*** Begin section ***
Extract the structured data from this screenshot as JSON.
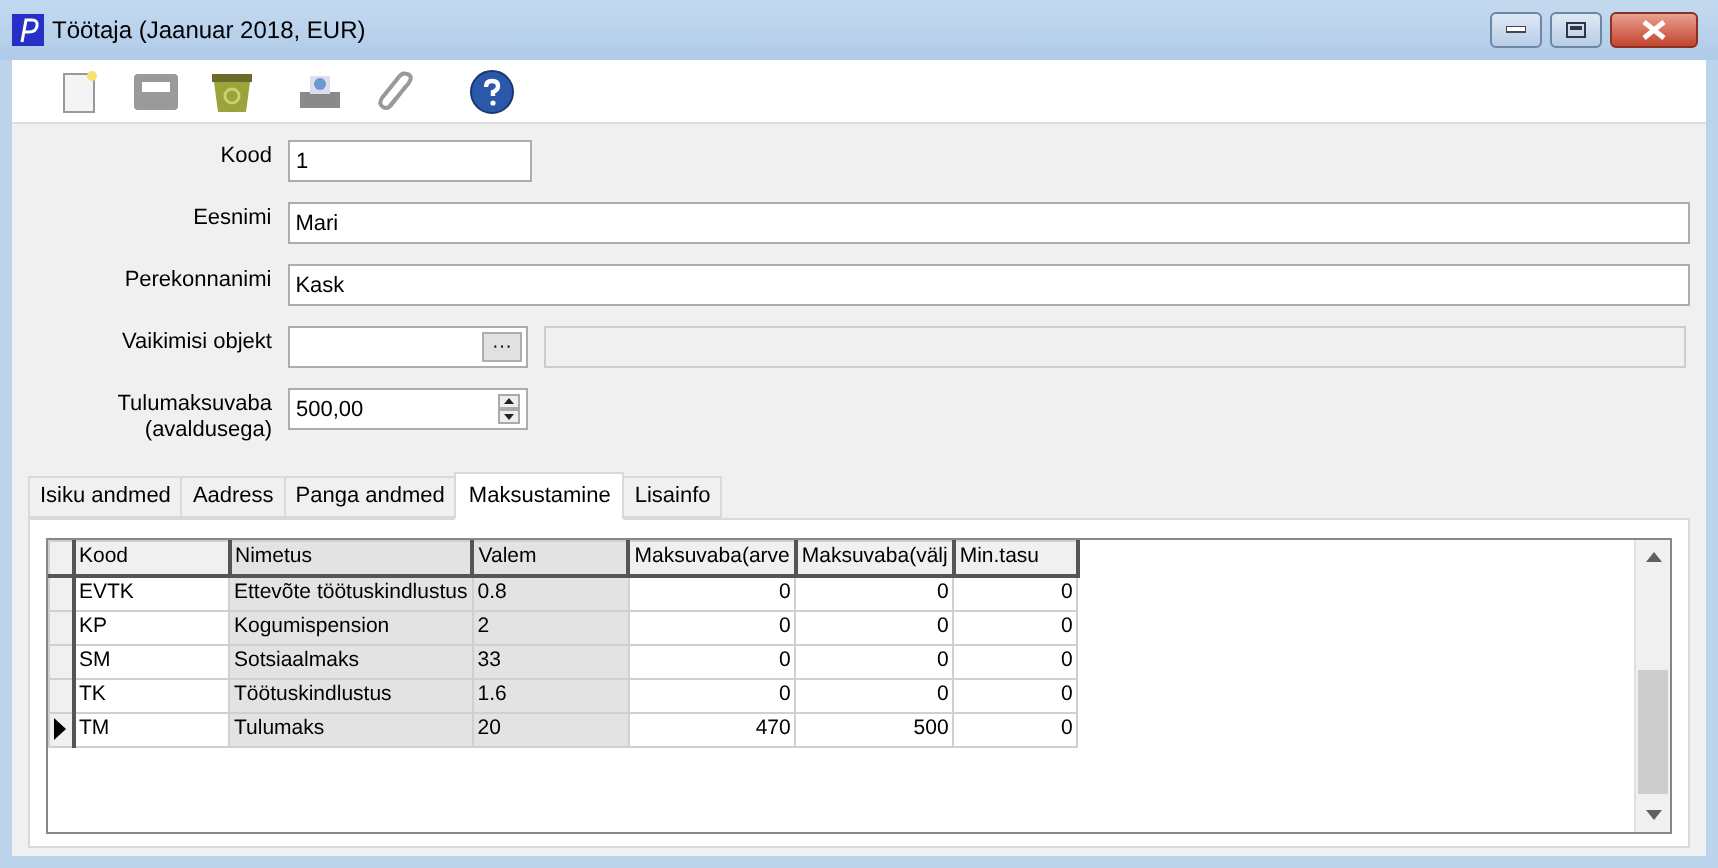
{
  "window": {
    "title": "Töötaja (Jaanuar 2018, EUR)"
  },
  "toolbar": [
    {
      "kind": "new"
    },
    {
      "kind": "form"
    },
    {
      "kind": "recycle"
    },
    {
      "kind": "print"
    },
    {
      "kind": "attach"
    },
    {
      "kind": "help"
    }
  ],
  "fields": [
    {
      "kind": "short",
      "label": "Kood",
      "value": "1"
    },
    {
      "kind": "text",
      "label": "Eesnimi",
      "value": "Mari"
    },
    {
      "kind": "text",
      "label": "Perekonnanimi",
      "value": "Kask"
    },
    {
      "kind": "lookup",
      "label": "Vaikimisi objekt",
      "button": "···"
    },
    {
      "kind": "spin",
      "label": "Tulumaksuvaba",
      "label_2": "(avaldusega)",
      "value": "500,00"
    }
  ],
  "tabs": [
    {
      "label": "Isiku andmed",
      "selected": false
    },
    {
      "label": "Aadress",
      "selected": false
    },
    {
      "label": "Panga andmed",
      "selected": false
    },
    {
      "label": "Maksustamine",
      "selected": true
    },
    {
      "label": "Lisainfo",
      "selected": false
    }
  ],
  "table": {
    "columns": [
      {
        "label": "Kood",
        "kind": "text",
        "readonly": false
      },
      {
        "label": "Nimetus",
        "kind": "text",
        "readonly": true
      },
      {
        "label": "Valem",
        "kind": "text",
        "readonly": true
      },
      {
        "label": "Maksuvaba(arve",
        "kind": "number",
        "readonly": false
      },
      {
        "label": "Maksuvaba(välj",
        "kind": "number",
        "readonly": false
      },
      {
        "label": "Min.tasu",
        "kind": "number",
        "readonly": false
      }
    ],
    "rows": [
      {
        "cells": [
          "EVTK",
          "Ettevõte töötuskindlustus",
          "0.8",
          "0",
          "0",
          "0"
        ],
        "selected": false
      },
      {
        "cells": [
          "KP",
          "Kogumispension",
          "2",
          "0",
          "0",
          "0"
        ],
        "selected": false
      },
      {
        "cells": [
          "SM",
          "Sotsiaalmaks",
          "33",
          "0",
          "0",
          "0"
        ],
        "selected": false
      },
      {
        "cells": [
          "TK",
          "Töötuskindlustus",
          "1.6",
          "0",
          "0",
          "0"
        ],
        "selected": false
      },
      {
        "cells": [
          "TM",
          "Tulumaks",
          "20",
          "470",
          "500",
          "0"
        ],
        "selected": true
      }
    ]
  }
}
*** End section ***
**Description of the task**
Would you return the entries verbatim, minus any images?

**Written answer**
Extract the structured data from this screenshot as JSON.
{
  "window": {
    "title": "Töötaja (Jaanuar 2018, EUR)"
  },
  "toolbar": [
    {
      "kind": "new"
    },
    {
      "kind": "form"
    },
    {
      "kind": "recycle"
    },
    {
      "kind": "print"
    },
    {
      "kind": "attach"
    },
    {
      "kind": "help"
    }
  ],
  "fields": [
    {
      "kind": "short",
      "label": "Kood",
      "value": "1"
    },
    {
      "kind": "text",
      "label": "Eesnimi",
      "value": "Mari"
    },
    {
      "kind": "text",
      "label": "Perekonnanimi",
      "value": "Kask"
    },
    {
      "kind": "lookup",
      "label": "Vaikimisi objekt",
      "button": "···"
    },
    {
      "kind": "spin",
      "label": "Tulumaksuvaba",
      "label_2": "(avaldusega)",
      "value": "500,00"
    }
  ],
  "tabs": [
    {
      "label": "Isiku andmed",
      "selected": false
    },
    {
      "label": "Aadress",
      "selected": false
    },
    {
      "label": "Panga andmed",
      "selected": false
    },
    {
      "label": "Maksustamine",
      "selected": true
    },
    {
      "label": "Lisainfo",
      "selected": false
    }
  ],
  "table": {
    "columns": [
      {
        "label": "Kood",
        "kind": "text",
        "readonly": false
      },
      {
        "label": "Nimetus",
        "kind": "text",
        "readonly": true
      },
      {
        "label": "Valem",
        "kind": "text",
        "readonly": true
      },
      {
        "label": "Maksuvaba(arve",
        "kind": "number",
        "readonly": false
      },
      {
        "label": "Maksuvaba(välj",
        "kind": "number",
        "readonly": false
      },
      {
        "label": "Min.tasu",
        "kind": "number",
        "readonly": false
      }
    ],
    "rows": [
      {
        "cells": [
          "EVTK",
          "Ettevõte töötuskindlustus",
          "0.8",
          "0",
          "0",
          "0"
        ],
        "selected": false
      },
      {
        "cells": [
          "KP",
          "Kogumispension",
          "2",
          "0",
          "0",
          "0"
        ],
        "selected": false
      },
      {
        "cells": [
          "SM",
          "Sotsiaalmaks",
          "33",
          "0",
          "0",
          "0"
        ],
        "selected": false
      },
      {
        "cells": [
          "TK",
          "Töötuskindlustus",
          "1.6",
          "0",
          "0",
          "0"
        ],
        "selected": false
      },
      {
        "cells": [
          "TM",
          "Tulumaks",
          "20",
          "470",
          "500",
          "0"
        ],
        "selected": true
      }
    ]
  }
}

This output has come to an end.